Directions for this task
Line by line, give the data again exactly as it appears, but without pictures.

*** Records supplied ***

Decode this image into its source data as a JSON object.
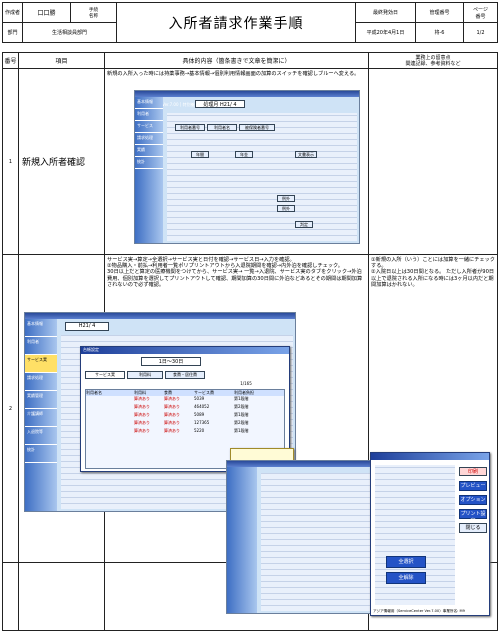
{
  "header": {
    "owner_label": "作成者",
    "owner_value": "口口勝",
    "signer_label": "手続\n名称",
    "dept_label": "部門",
    "dept_value": "生活相談員部門",
    "title": "入所者請求作業手順",
    "date_label": "最終発効日",
    "date_value": "平成20年4月1日",
    "mgmt_label": "管理番号",
    "mgmt_value": "将-6",
    "page_label": "ページ\n番号",
    "page_value": "1/2"
  },
  "columns": {
    "no": "番号",
    "item": "項目",
    "content": "具体的内容（箇条書きで文章を簡潔に）",
    "notes": "業務上の留意点\n関連記録、参考資料など"
  },
  "rows": [
    {
      "no": "1",
      "item": "新規入所者確認",
      "text": "新規の入所入った時には持薬事務→基本情報→個別利用情報画面の加算のスイッチを確認しブルーへ変える。",
      "notes": ""
    },
    {
      "no": "2",
      "item": "",
      "text": "サービス実→算定→全選択→サービス実と日付を確認→サービス日→入力を確認。\n②物品購入・前払→利用者一覧ポリプリントアウトから入退院期間を確認→内外泊を確認しチェック。\n30日以上だと算定の医療機関をつけてから、サービス実→ 一覧→入退院、サービス実のタブをクリック→外泊費用、個別加算を選択してプリントアウトして確認、期間加算の30日間に外泊などあるとその期間は期間加算されないので必ず確認。",
      "notes": "①新規の入所（いう）ことには加算を一緒にチェックする。\n②入院日以上は30日間となる。 ただし入所者が90日以上で退院される入所になる時には3ヶ月以内だと期間加算はかれない。"
    }
  ],
  "shot1": {
    "title": "介護システム Ver.7.00 [ 特別養護老人ホーム ]",
    "menu": [
      "基本情報",
      "利用者",
      "サービス",
      "請求処理",
      "実績",
      "統計"
    ],
    "month_label": "処理月",
    "month_value": "H21/ 4",
    "labels": [
      "利用者番号",
      "利用者名",
      "被保険者番号"
    ],
    "tabs": [
      "年間",
      "年金",
      "文書表示"
    ],
    "buttons": [
      "例外",
      "判定",
      "例外"
    ]
  },
  "shot2": {
    "title": "介護システム",
    "month_value": "H21/ 4",
    "menu": [
      "基本情報",
      "利用者",
      "サービス実",
      "請求処理",
      "実績管理",
      "介護講師",
      "入退院等",
      "統計"
    ]
  },
  "dialog1": {
    "title": "台帳設定",
    "range": "1日〜30日",
    "tabs": [
      "サービス実",
      "利用料",
      "食費・居住費"
    ],
    "table_headers": [
      "利用者名",
      "利用料",
      "食費",
      "サービス費",
      "利用者負担"
    ],
    "rows": [
      [
        "5039",
        "第1段階"
      ],
      [
        "464052",
        "第2段階"
      ],
      [
        "5089",
        "第1段階"
      ],
      [
        "127365",
        "第2段階"
      ],
      [
        "5220",
        "第1段階"
      ]
    ],
    "tags": [
      "算済あり",
      "算済あり",
      "算済あり",
      "算済あり",
      "算済あり"
    ],
    "count": "1/165"
  },
  "dialog3": {
    "buttons": [
      "全選択",
      "全解除"
    ],
    "right_buttons": [
      "プレビュー",
      "オプション",
      "プリント設定",
      "閉じる"
    ],
    "red_button": "印刷",
    "footer": "アジア情報用（ServiceCenter Ver.7.00）事業所名: M9"
  }
}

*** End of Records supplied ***

Your response
Decode this image into its source data as a JSON object.
{
  "header": {
    "owner_label": "作成者",
    "owner_value": "口口勝",
    "signer_label": "手続\n名称",
    "dept_label": "部門",
    "dept_value": "生活相談員部門",
    "title": "入所者請求作業手順",
    "date_label": "最終発効日",
    "date_value": "平成20年4月1日",
    "mgmt_label": "管理番号",
    "mgmt_value": "将-6",
    "page_label": "ページ\n番号",
    "page_value": "1/2"
  },
  "columns": {
    "no": "番号",
    "item": "項目",
    "content": "具体的内容（箇条書きで文章を簡潔に）",
    "notes": "業務上の留意点\n関連記録、参考資料など"
  },
  "rows": [
    {
      "no": "1",
      "item": "新規入所者確認",
      "text": "新規の入所入った時には持薬事務→基本情報→個別利用情報画面の加算のスイッチを確認しブルーへ変える。",
      "notes": ""
    },
    {
      "no": "2",
      "item": "",
      "text": "サービス実→算定→全選択→サービス実と日付を確認→サービス日→入力を確認。\n②物品購入・前払→利用者一覧ポリプリントアウトから入退院期間を確認→内外泊を確認しチェック。\n30日以上だと算定の医療機関をつけてから、サービス実→ 一覧→入退院、サービス実のタブをクリック→外泊費用、個別加算を選択してプリントアウトして確認、期間加算の30日間に外泊などあるとその期間は期間加算されないので必ず確認。",
      "notes": "①新規の入所（いう）ことには加算を一緒にチェックする。\n②入院日以上は30日間となる。 ただし入所者が90日以上で退院される入所になる時には3ヶ月以内だと期間加算はかれない。"
    }
  ],
  "shot1": {
    "title": "介護システム Ver.7.00 [ 特別養護老人ホーム ]",
    "menu": [
      "基本情報",
      "利用者",
      "サービス",
      "請求処理",
      "実績",
      "統計"
    ],
    "month_label": "処理月",
    "month_value": "H21/ 4",
    "labels": [
      "利用者番号",
      "利用者名",
      "被保険者番号"
    ],
    "tabs": [
      "年間",
      "年金",
      "文書表示"
    ],
    "buttons": [
      "例外",
      "判定",
      "例外"
    ]
  },
  "shot2": {
    "title": "介護システム",
    "month_value": "H21/ 4",
    "menu": [
      "基本情報",
      "利用者",
      "サービス実",
      "請求処理",
      "実績管理",
      "介護講師",
      "入退院等",
      "統計"
    ]
  },
  "dialog1": {
    "title": "台帳設定",
    "range": "1日〜30日",
    "tabs": [
      "サービス実",
      "利用料",
      "食費・居住費"
    ],
    "table_headers": [
      "利用者名",
      "利用料",
      "食費",
      "サービス費",
      "利用者負担"
    ],
    "rows": [
      [
        "5039",
        "第1段階"
      ],
      [
        "464052",
        "第2段階"
      ],
      [
        "5089",
        "第1段階"
      ],
      [
        "127365",
        "第2段階"
      ],
      [
        "5220",
        "第1段階"
      ]
    ],
    "tags": [
      "算済あり",
      "算済あり",
      "算済あり",
      "算済あり",
      "算済あり"
    ],
    "count": "1/165"
  },
  "dialog3": {
    "buttons": [
      "全選択",
      "全解除"
    ],
    "right_buttons": [
      "プレビュー",
      "オプション",
      "プリント設定",
      "閉じる"
    ],
    "red_button": "印刷",
    "footer": "アジア情報用（ServiceCenter Ver.7.00）事業所名: M9"
  }
}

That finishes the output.